Frankie Bones Offline

Registered: 05/21/15
Posts: 10
Loc: Los Angeles, CA
Happy Spring!

I've been trying to locate historical weather averages for Whitney portal + summit, but have thus far been unsuccessful. I have explored the weather options located on the left sidebar, but could only find real time forecasts. I'm trying to find historical averages for the second half of August for the last few years -- any ideas on where they can be found?

I've done traditional google searches already.

Thanks again.
Frankie Bones

#45539 - 03/24/16 10:51 PM Re: Historical Weather Averages [Re: Frankie Bones]
Steve C Offline

Registered: 09/22/09
Posts: 7524
Loc: Fresno, CA
FB: since the weather forecasts for both those locations are estimates and not actual measurements, I don't think records are kept at all. It would be really helpful if a weather station were installed at the summit hut, and I even tried to discuss it with a Sequoia N.P. official some years back. The response I got was that it would just be that much more "junk" in the backcountry. I have the feeling I may have been talking to the same person who told me he thought people couldn't have a true wilderness experience if they carried a satellite tracking/locator device in the backcountry.

#45553 - 03/26/16 06:47 AM Re: Historical Weather Averages [Re: Frankie Bones]
Bob West Offline

Registered: 11/13/09
Posts: 828
Loc: Bishop, CA, USA
The NOAA website has a lot of historical information, but requires a certain amount of "drilling down" into the menus.

Here is some historical data for Aspendell,CA, near Bishop. Aspendell is at 9,000+ feet. By adding @ 5,000 feet you might be able to guess-t-mate conditions at the portal and summit of Whitney:

Looks like a complicated project!

I will try to find some historical snow pack data for you. is some data for the Big Horn Plateau (Kennedy Meadows area), which is south of Whitney:

First, the "Snow Course" menu will help you find the location of interest. Each area has a three-digit code, which is used for searches. The Snow Courses are areas of major water shed interest (drainages). The snow sensors and physical surveys are usually in meadows, not on mountain summits like Whitney.

Have fun.

#45556 - 03/26/16 03:23 PM Re: Historical Weather Averages [Re: Frankie Bones]
Steve C Offline

Registered: 09/22/09
Posts: 7524
Loc: Fresno, CA
Second half of August... Are you planning a Whitney hike in that period this year? Here's what I would do: Watch the weather forecasts in the two weeks before the trip. It will be either dry and perfect weather, ....or thunderstorms.

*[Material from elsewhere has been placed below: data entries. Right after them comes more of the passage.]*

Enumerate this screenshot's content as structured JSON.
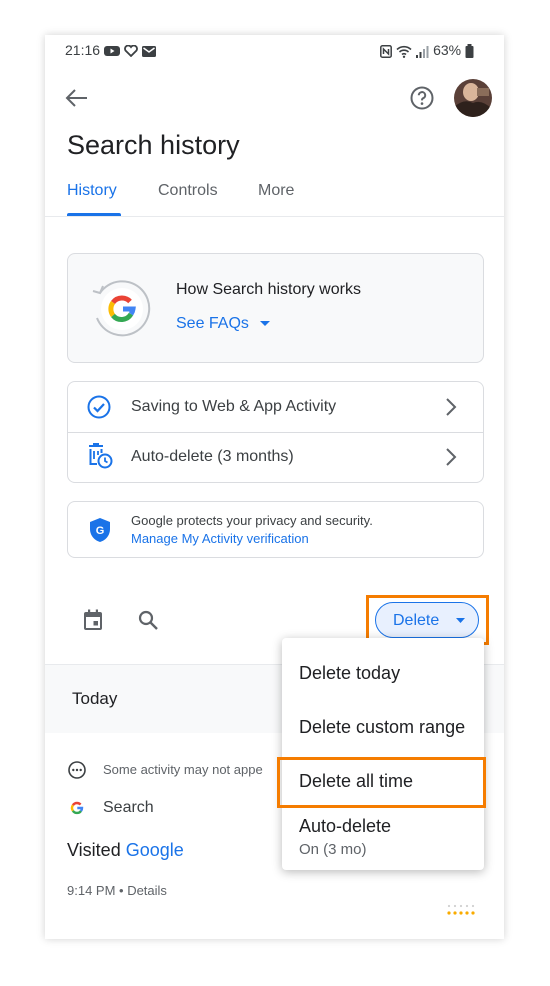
{
  "status_bar": {
    "time": "21:16",
    "battery": "63%"
  },
  "header": {
    "title": "Search history"
  },
  "tabs": [
    {
      "label": "History"
    },
    {
      "label": "Controls"
    },
    {
      "label": "More"
    }
  ],
  "faq_card": {
    "title": "How Search history works",
    "link": "See FAQs"
  },
  "settings": [
    {
      "label": "Saving to Web & App Activity"
    },
    {
      "label": "Auto-delete (3 months)"
    }
  ],
  "privacy": {
    "text": "Google protects your privacy and security.",
    "link": "Manage My Activity verification"
  },
  "toolbar": {
    "delete_label": "Delete"
  },
  "section": {
    "today": "Today"
  },
  "activity": {
    "notice": "Some activity may not appe",
    "product": "Search",
    "visited_prefix": "Visited",
    "visited_link": "Google",
    "meta": "9:14 PM • Details"
  },
  "delete_menu": {
    "items": [
      "Delete today",
      "Delete custom range",
      "Delete all time",
      "Auto-delete"
    ],
    "auto_delete_sub": "On (3 mo)"
  },
  "colors": {
    "accent": "#1a73e8",
    "highlight": "#f57c00"
  }
}
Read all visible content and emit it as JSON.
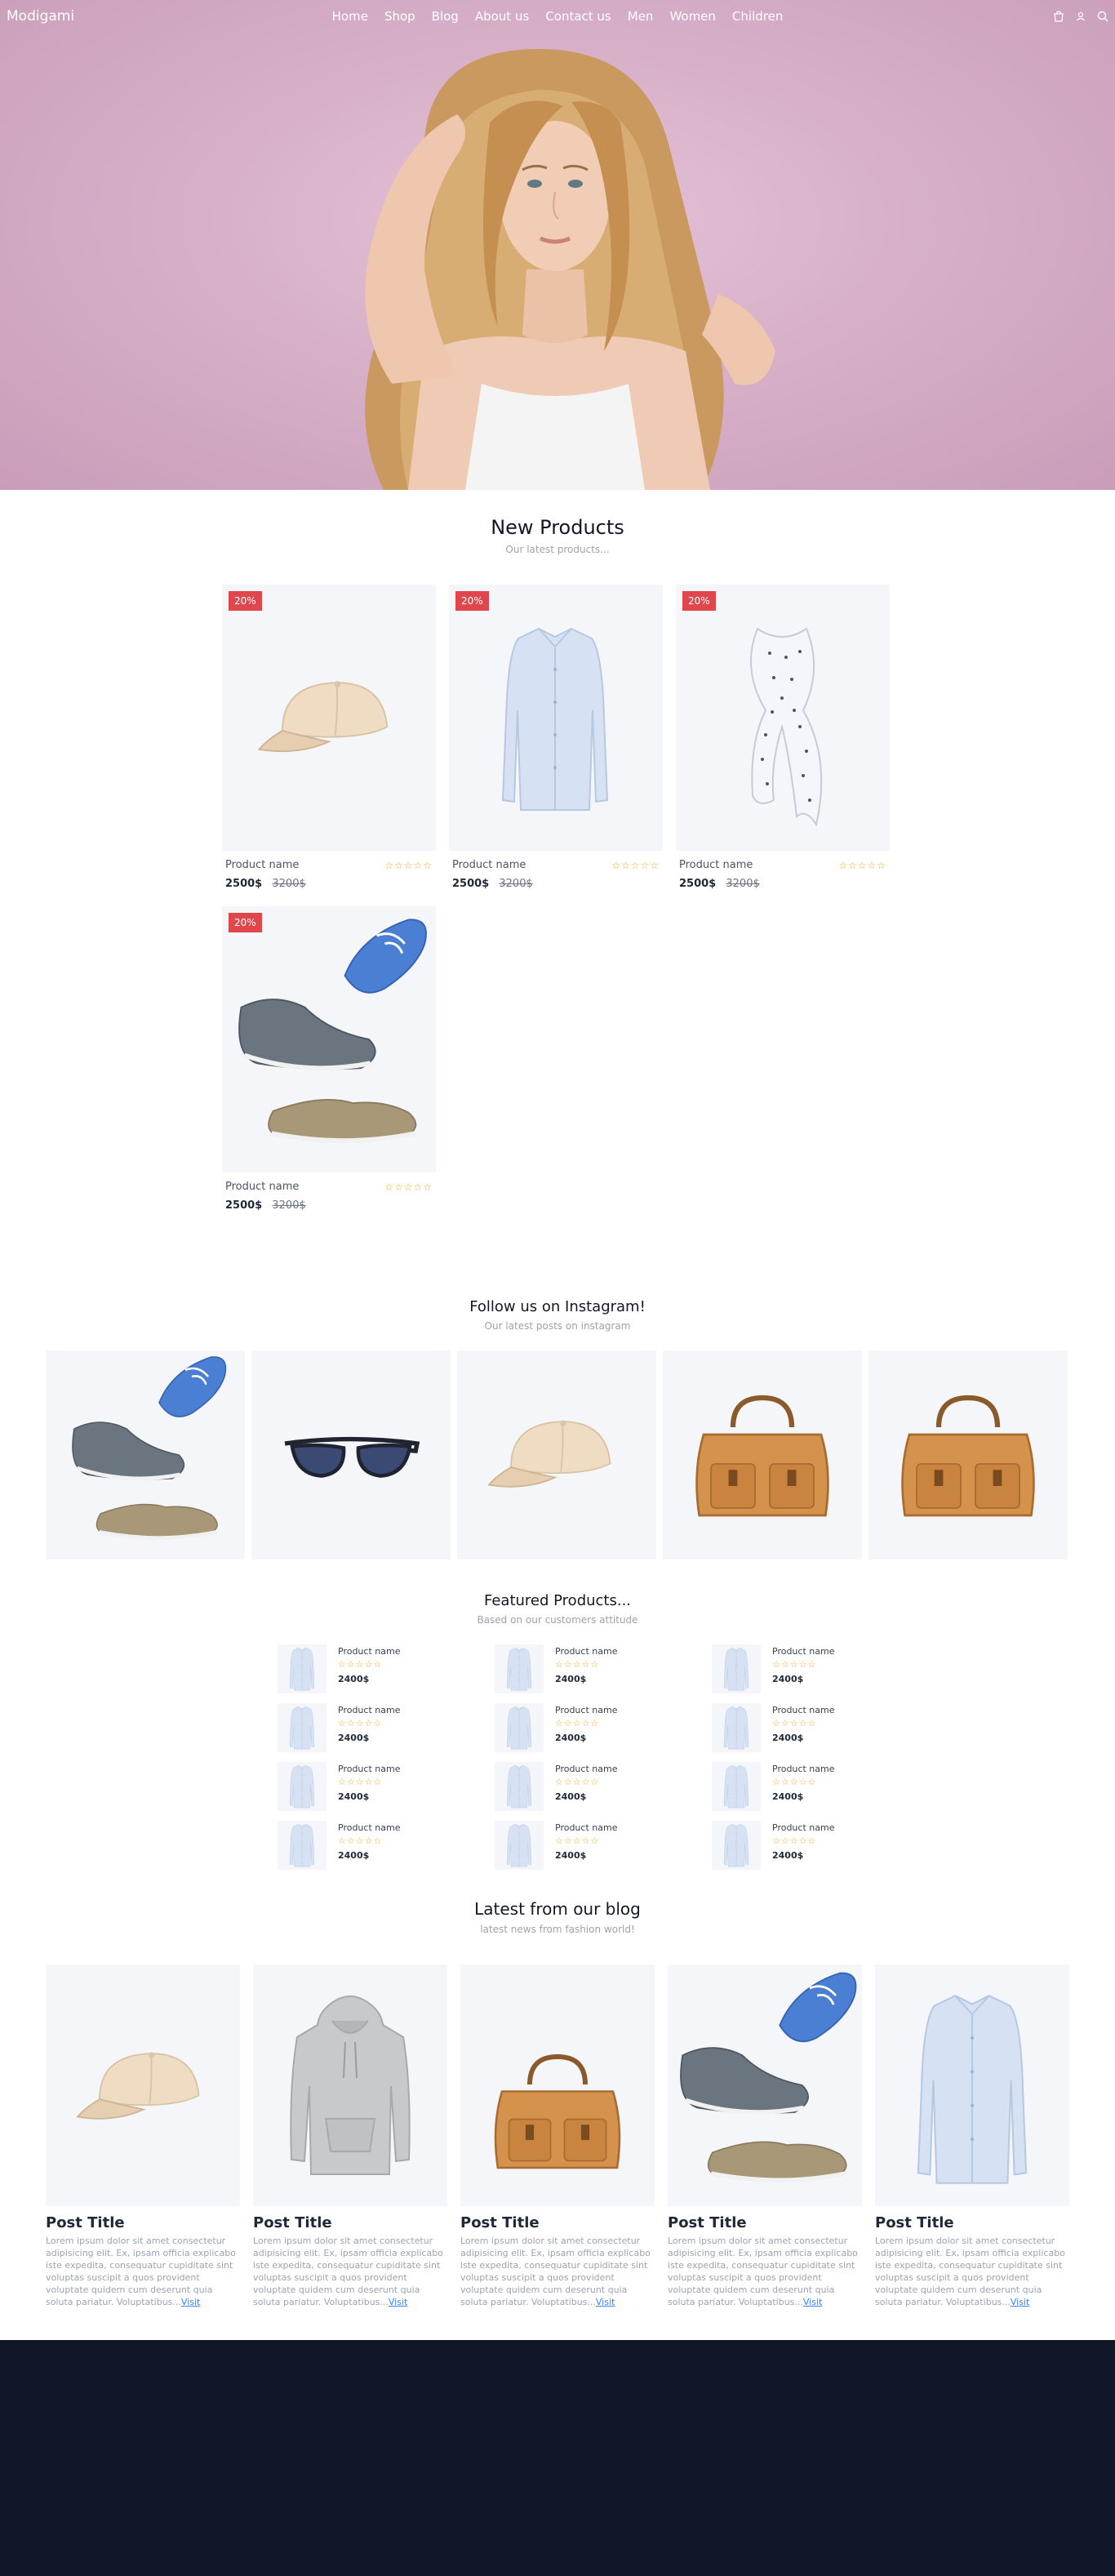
{
  "nav": {
    "logo": "Modigami",
    "links": [
      "Home",
      "Shop",
      "Blog",
      "About us",
      "Contact us",
      "Men",
      "Women",
      "Children"
    ],
    "icons": [
      "bag-icon",
      "user-icon",
      "search-icon"
    ]
  },
  "new_products": {
    "title": "New Products",
    "subtitle": "Our latest products...",
    "items": [
      {
        "badge": "20%",
        "name": "Product name",
        "stars": "☆☆☆☆☆",
        "price": "2500$",
        "old_price": "3200$",
        "image": "cap"
      },
      {
        "badge": "20%",
        "name": "Product name",
        "stars": "☆☆☆☆☆",
        "price": "2500$",
        "old_price": "3200$",
        "image": "shirt"
      },
      {
        "badge": "20%",
        "name": "Product name",
        "stars": "☆☆☆☆☆",
        "price": "2500$",
        "old_price": "3200$",
        "image": "scarf"
      },
      {
        "badge": "20%",
        "name": "Product name",
        "stars": "☆☆☆☆☆",
        "price": "2500$",
        "old_price": "3200$",
        "image": "shoes"
      }
    ]
  },
  "instagram": {
    "title": "Follow us on Instagram!",
    "subtitle": "Our latest posts on instagram",
    "tiles": [
      "shoes",
      "sunglasses",
      "cap",
      "bag",
      "bag"
    ]
  },
  "featured": {
    "title": "Featured Products...",
    "subtitle": "Based on our customers attitude",
    "items": [
      {
        "name": "Product name",
        "stars": "☆☆☆☆☆",
        "price": "2400$"
      },
      {
        "name": "Product name",
        "stars": "☆☆☆☆☆",
        "price": "2400$"
      },
      {
        "name": "Product name",
        "stars": "☆☆☆☆☆",
        "price": "2400$"
      },
      {
        "name": "Product name",
        "stars": "☆☆☆☆☆",
        "price": "2400$"
      },
      {
        "name": "Product name",
        "stars": "☆☆☆☆☆",
        "price": "2400$"
      },
      {
        "name": "Product name",
        "stars": "☆☆☆☆☆",
        "price": "2400$"
      },
      {
        "name": "Product name",
        "stars": "☆☆☆☆☆",
        "price": "2400$"
      },
      {
        "name": "Product name",
        "stars": "☆☆☆☆☆",
        "price": "2400$"
      },
      {
        "name": "Product name",
        "stars": "☆☆☆☆☆",
        "price": "2400$"
      },
      {
        "name": "Product name",
        "stars": "☆☆☆☆☆",
        "price": "2400$"
      },
      {
        "name": "Product name",
        "stars": "☆☆☆☆☆",
        "price": "2400$"
      },
      {
        "name": "Product name",
        "stars": "☆☆☆☆☆",
        "price": "2400$"
      }
    ]
  },
  "blog": {
    "title": "Latest from our blog",
    "subtitle": "latest news from fashion world!",
    "posts": [
      {
        "title": "Post Title",
        "text": "Lorem ipsum dolor sit amet consectetur adipisicing elit. Ex, ipsam officia explicabo iste expedita, consequatur cupiditate sint voluptas suscipit a quos provident voluptate quidem cum deserunt quia soluta pariatur. Voluptatibus...",
        "link": "Visit",
        "image": "cap"
      },
      {
        "title": "Post Title",
        "text": "Lorem ipsum dolor sit amet consectetur adipisicing elit. Ex, ipsam officia explicabo iste expedita, consequatur cupiditate sint voluptas suscipit a quos provident voluptate quidem cum deserunt quia soluta pariatur. Voluptatibus...",
        "link": "Visit",
        "image": "hoodie"
      },
      {
        "title": "Post Title",
        "text": "Lorem ipsum dolor sit amet consectetur adipisicing elit. Ex, ipsam officia explicabo iste expedita, consequatur cupiditate sint voluptas suscipit a quos provident voluptate quidem cum deserunt quia soluta pariatur. Voluptatibus...",
        "link": "Visit",
        "image": "bag"
      },
      {
        "title": "Post Title",
        "text": "Lorem ipsum dolor sit amet consectetur adipisicing elit. Ex, ipsam officia explicabo iste expedita, consequatur cupiditate sint voluptas suscipit a quos provident voluptate quidem cum deserunt quia soluta pariatur. Voluptatibus...",
        "link": "Visit",
        "image": "shoes"
      },
      {
        "title": "Post Title",
        "text": "Lorem ipsum dolor sit amet consectetur adipisicing elit. Ex, ipsam officia explicabo iste expedita, consequatur cupiditate sint voluptas suscipit a quos provident voluptate quidem cum deserunt quia soluta pariatur. Voluptatibus...",
        "link": "Visit",
        "image": "shirt"
      }
    ]
  },
  "colors": {
    "hero_bg": "#d7b0c8",
    "badge": "#e0474c",
    "star": "#f5a623",
    "link": "#3b82f6",
    "footer": "#111628"
  }
}
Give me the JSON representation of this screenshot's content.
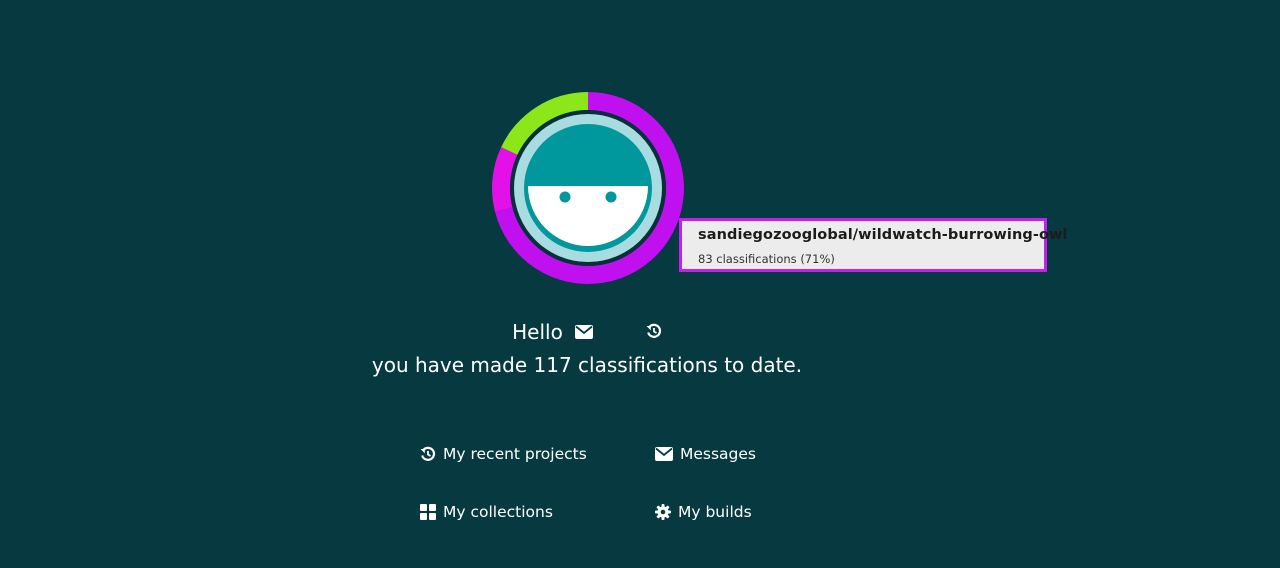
{
  "colors": {
    "background": "#063940",
    "ring_primary": "#c010f0",
    "ring_secondary": "#e310e8",
    "ring_tertiary": "#8ce61a",
    "avatar_teal": "#00979d",
    "avatar_ring": "#a8dce0",
    "tooltip_border": "#c320f0"
  },
  "profile": {
    "ring_segments": [
      {
        "project": "sandiegozooglobal/wildwatch-burrowing-owl",
        "fraction": 0.71,
        "color": "#c010f0"
      },
      {
        "fraction": 0.11,
        "color": "#e310e8"
      },
      {
        "fraction": 0.18,
        "color": "#8ce61a"
      }
    ]
  },
  "tooltip": {
    "title": "sandiegozooglobal/wildwatch-burrowing-owl",
    "subtitle": "83 classifications (71%)"
  },
  "greeting": {
    "hello": "Hello",
    "summary": "you have made 117 classifications to date."
  },
  "nav": {
    "recent_projects": "My recent projects",
    "messages": "Messages",
    "collections": "My collections",
    "builds": "My builds"
  },
  "icons": {
    "recent": "history-icon",
    "messages": "envelope-icon",
    "collections": "grid-icon",
    "builds": "gear-icon"
  }
}
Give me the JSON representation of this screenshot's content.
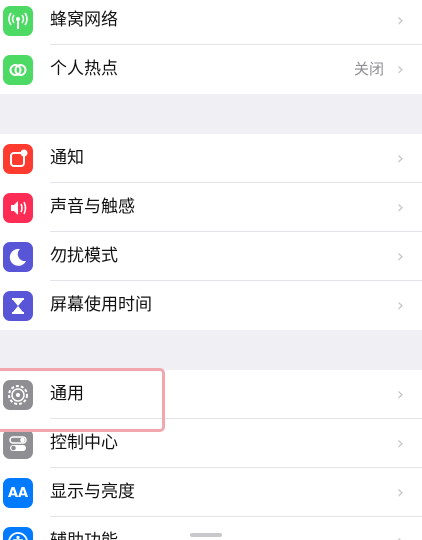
{
  "group1": {
    "items": [
      {
        "label": "蜂窝网络",
        "value": "",
        "icon": "cellular-antenna-icon",
        "color": "#4cd964"
      },
      {
        "label": "个人热点",
        "value": "关闭",
        "icon": "personal-hotspot-icon",
        "color": "#4cd964"
      }
    ]
  },
  "group2": {
    "items": [
      {
        "label": "通知",
        "icon": "notifications-icon",
        "color": "#ff3b30"
      },
      {
        "label": "声音与触感",
        "icon": "speaker-icon",
        "color": "#ff2d55"
      },
      {
        "label": "勿扰模式",
        "icon": "moon-icon",
        "color": "#5856d6"
      },
      {
        "label": "屏幕使用时间",
        "icon": "hourglass-icon",
        "color": "#5856d6"
      }
    ]
  },
  "group3": {
    "items": [
      {
        "label": "通用",
        "icon": "gear-icon",
        "color": "#8e8e93"
      },
      {
        "label": "控制中心",
        "icon": "toggles-icon",
        "color": "#8e8e93"
      },
      {
        "label": "显示与亮度",
        "icon": "text-size-aa-icon",
        "color": "#007aff"
      },
      {
        "label": "辅助功能",
        "icon": "accessibility-icon",
        "color": "#007aff"
      }
    ]
  },
  "icon_text": {
    "aa": "AA"
  },
  "chevron": "›",
  "highlight": {
    "target": "通用",
    "color": "#f2a7ae"
  }
}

August, in my mind, is the most prevalent time for t-storms. If there is any sort of system blowing in from the south (they come in off the Pacific Ocean over Mexico, and then head northward. In that situation, there are most often thunderstorms with even hail and cold on the summit. These are the heaviest storms in August.

The second situation is without the storms out of the south. If there is a hot and more humid pattern west of the Sierra, huge thunderheads can build over the Sierra every afternoon. Those pretty much always dump in the afternoon in the mountains. They aren't uniform -- some areas of the mountains can be missed.

In either of the above weather patterns, you should plan on carrying rain gear when hiking Whitney. Otherwise, only if the weather is steady and dry could you skip the foul weather cover. (but I would at least carry a big trash bag to use in an emergency).

#45692 - 04/07/16 09:54 PM Re: Historical Weather Averages [Re: Steve C]
skyrooster40 Offline

Registered: 02/15/16
Posts: 1
Loc: Oak Park Ca.
Good info on the weather. I heard it is a good idea to summit before noon due to Thunderstorms. We are doing a Whitney day hike on Aug. 24. Any thoughts

#45705 - 04/09/16 09:29 AM Re: Historical Weather Averages [Re: skyrooster40]
spitzer Offline

Registered: 03/14/16
Posts: 5
Loc: USA
There's a third possibility for the weather that time of year. That's the Sierra monsoon. The moisture comes from the southeast and sometimes sits over the Sierra for a week or more. It can create afternoon thunderstorms but when it's strong enough it will rain all night and into the next morning as well. Rain rain rain rain. A couple of years ago we had a really good one in late July through early August.